Writing jokes helps me break out of my personal habitual language patterns…which just happens to be one of my habituated language patterns… as is, ‘which just happens to be one of my habitual language patterns’ too.

Bill Hicks once said “I don’t do drugs…anymore.” 

‘Anymore’ creates the second story in our minds that he ‘did once do drugs’. It’s that simple; and the pattern becomes transferrable to another context. The punchline of ‘anymore’ creates a reveal based on a difference between the present and the past.

Taking this idea of the ‘one word punch’ further, my mate John Gower gave me the punchline to this joke I delivered in my early days of stand-up training in San Francisco…

Set up: Americans are amazing. They’ve done amazing things.
I mean, they even put a man on the moon…

Punch: …allegedly. 

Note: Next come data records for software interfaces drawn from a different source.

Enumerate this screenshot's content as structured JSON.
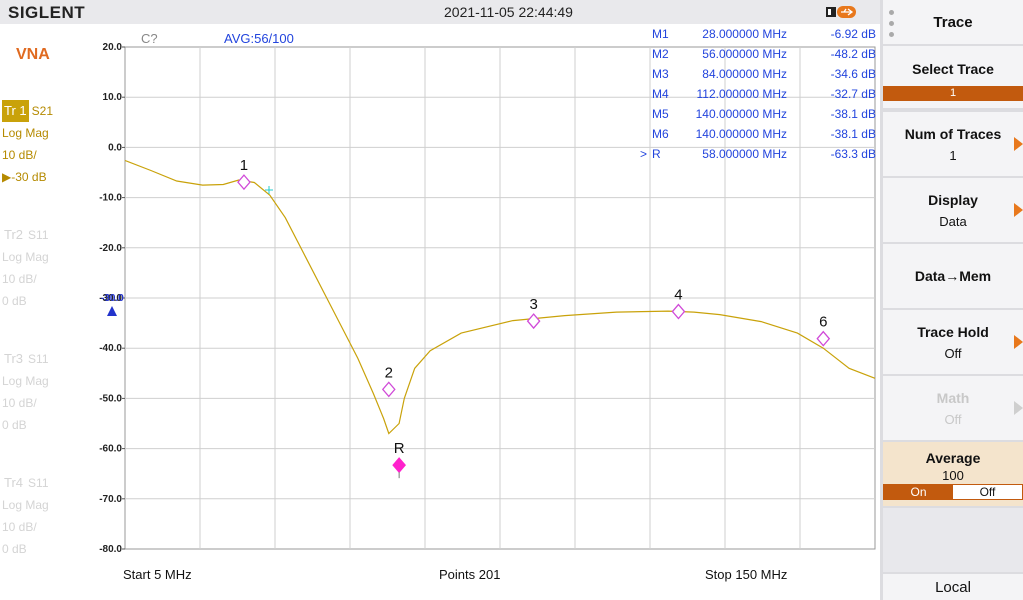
{
  "header": {
    "brand": "SIGLENT",
    "datetime": "2021-11-05 22:44:49"
  },
  "left_panel": {
    "mode": "VNA",
    "traces": [
      {
        "id": "Tr 1",
        "param": "S21",
        "format": "Log Mag",
        "scale": "10 dB/",
        "ref": "-30 dB",
        "active": true
      },
      {
        "id": "Tr2",
        "param": "S11",
        "format": "Log Mag",
        "scale": "10 dB/",
        "ref": "0 dB",
        "active": false
      },
      {
        "id": "Tr3",
        "param": "S11",
        "format": "Log Mag",
        "scale": "10 dB/",
        "ref": "0 dB",
        "active": false
      },
      {
        "id": "Tr4",
        "param": "S11",
        "format": "Log Mag",
        "scale": "10 dB/",
        "ref": "0 dB",
        "active": false
      }
    ]
  },
  "chart": {
    "cal_status": "C?",
    "avg_status": "AVG:56/100",
    "start_label": "Start  5 MHz",
    "points_label": "Points  201",
    "stop_label": "Stop  150 MHz",
    "ref_level_marker": "-30.0",
    "markers_table": [
      {
        "name": "M1",
        "freq": "28.000000 MHz",
        "value": "-6.92 dB",
        "active": false
      },
      {
        "name": "M2",
        "freq": "56.000000 MHz",
        "value": "-48.2 dB",
        "active": false
      },
      {
        "name": "M3",
        "freq": "84.000000 MHz",
        "value": "-34.6 dB",
        "active": false
      },
      {
        "name": "M4",
        "freq": "112.000000 MHz",
        "value": "-32.7 dB",
        "active": false
      },
      {
        "name": "M5",
        "freq": "140.000000 MHz",
        "value": "-38.1 dB",
        "active": false
      },
      {
        "name": "M6",
        "freq": "140.000000 MHz",
        "value": "-38.1 dB",
        "active": false
      },
      {
        "name": "R",
        "freq": "58.000000 MHz",
        "value": "-63.3 dB",
        "active": true
      }
    ]
  },
  "chart_data": {
    "type": "line",
    "title": "",
    "xlabel": "",
    "ylabel": "",
    "xlim": [
      5,
      150
    ],
    "ylim": [
      -80,
      20
    ],
    "grid": true,
    "y_ticks": [
      "20.0",
      "10.0",
      "0.0",
      "-10.0",
      "-20.0",
      "-30.0",
      "-40.0",
      "-50.0",
      "-60.0",
      "-70.0",
      "-80.0"
    ],
    "series": [
      {
        "x": [
          5,
          10,
          15,
          20,
          24,
          27,
          30,
          33,
          36,
          40,
          45,
          50,
          53,
          55,
          56,
          57,
          58,
          59,
          61,
          64,
          70,
          80,
          90,
          100,
          110,
          115,
          120,
          128,
          135,
          140,
          145,
          150
        ],
        "y": [
          -2.6,
          -4.6,
          -6.7,
          -7.5,
          -7.4,
          -6.5,
          -7.0,
          -9.5,
          -14,
          -22,
          -32,
          -42,
          -49,
          -54,
          -57,
          -56,
          -55,
          -50,
          -44,
          -40.5,
          -37,
          -34.5,
          -33.5,
          -32.8,
          -32.6,
          -32.8,
          -33.3,
          -34.7,
          -37,
          -40,
          -44,
          -46
        ]
      }
    ],
    "markers": [
      {
        "label": "1",
        "x": 28,
        "y": -6.92
      },
      {
        "label": "2",
        "x": 56,
        "y": -48.2
      },
      {
        "label": "3",
        "x": 84,
        "y": -34.6
      },
      {
        "label": "4",
        "x": 112,
        "y": -32.7
      },
      {
        "label": "6",
        "x": 140,
        "y": -38.1
      },
      {
        "label": "R",
        "x": 58,
        "y": -63.3
      }
    ],
    "colors": {
      "trace": "#c9a20a",
      "marker": "#d04ad8",
      "ref_marker": "#ff22cc",
      "marker_text": "#2244dd",
      "grid": "#cfcfcf"
    }
  },
  "right_panel": {
    "menu_title": "Trace",
    "buttons": [
      {
        "title": "Select Trace",
        "selected": "1"
      },
      {
        "title": "Num of Traces",
        "value": "1"
      },
      {
        "title": "Display",
        "value": "Data"
      },
      {
        "title": "Data→Mem"
      },
      {
        "title": "Trace Hold",
        "value": "Off"
      },
      {
        "title": "Math",
        "value": "Off"
      },
      {
        "title": "Average",
        "value": "100",
        "on": "On",
        "off": "Off"
      }
    ],
    "local_label": "Local"
  }
}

In this way, a single word like ‘allegedly’ acts in a similar way to ‘anymore’ – negating or adjusting what went before it. In the case of the moon landings, it is intended to throw up connections you have to doubts about the event – and how Director Stanley Kubrick was paid to fake them in a studio etc.

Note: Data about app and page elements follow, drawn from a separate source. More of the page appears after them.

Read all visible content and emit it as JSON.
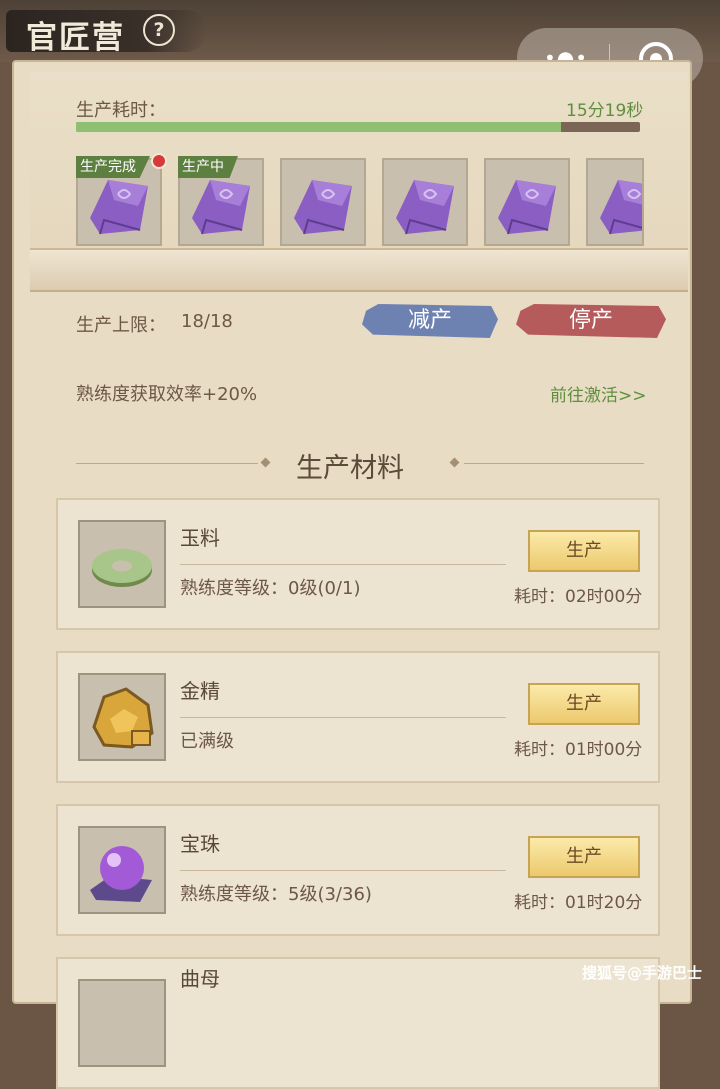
{
  "header": {
    "title": "官匠营"
  },
  "production": {
    "time_label": "生产耗时：",
    "time_remaining": "15分19秒",
    "progress_fraction": 0.86,
    "slots": [
      {
        "tag": "生产完成"
      },
      {
        "tag": "生产中"
      },
      {
        "tag": ""
      },
      {
        "tag": ""
      },
      {
        "tag": ""
      },
      {
        "tag": ""
      }
    ],
    "limit_label": "生产上限：",
    "limit_value": "18/18",
    "reduce_label": "减产",
    "stop_label": "停产"
  },
  "bonus": {
    "text": "熟练度获取效率+20%",
    "link": "前往激活>>"
  },
  "section_title": "生产材料",
  "materials": [
    {
      "name": "玉料",
      "level": "熟练度等级：0级(0/1)",
      "button": "生产",
      "time": "耗时：02时00分"
    },
    {
      "name": "金精",
      "level": "已满级",
      "button": "生产",
      "time": "耗时：01时00分"
    },
    {
      "name": "宝珠",
      "level": "熟练度等级：5级(3/36)",
      "button": "生产",
      "time": "耗时：01时20分"
    },
    {
      "name": "曲母"
    }
  ],
  "watermark": "搜狐号@手游巴士",
  "colors": {
    "accent_green": "#5f8f3e",
    "progress_fill": "#8fbf72",
    "reduce": "#6e82b2",
    "stop": "#b55b5b",
    "button_gold": "#f4d98a"
  }
}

Keep your ears open for one word punches, they may come in handy one day.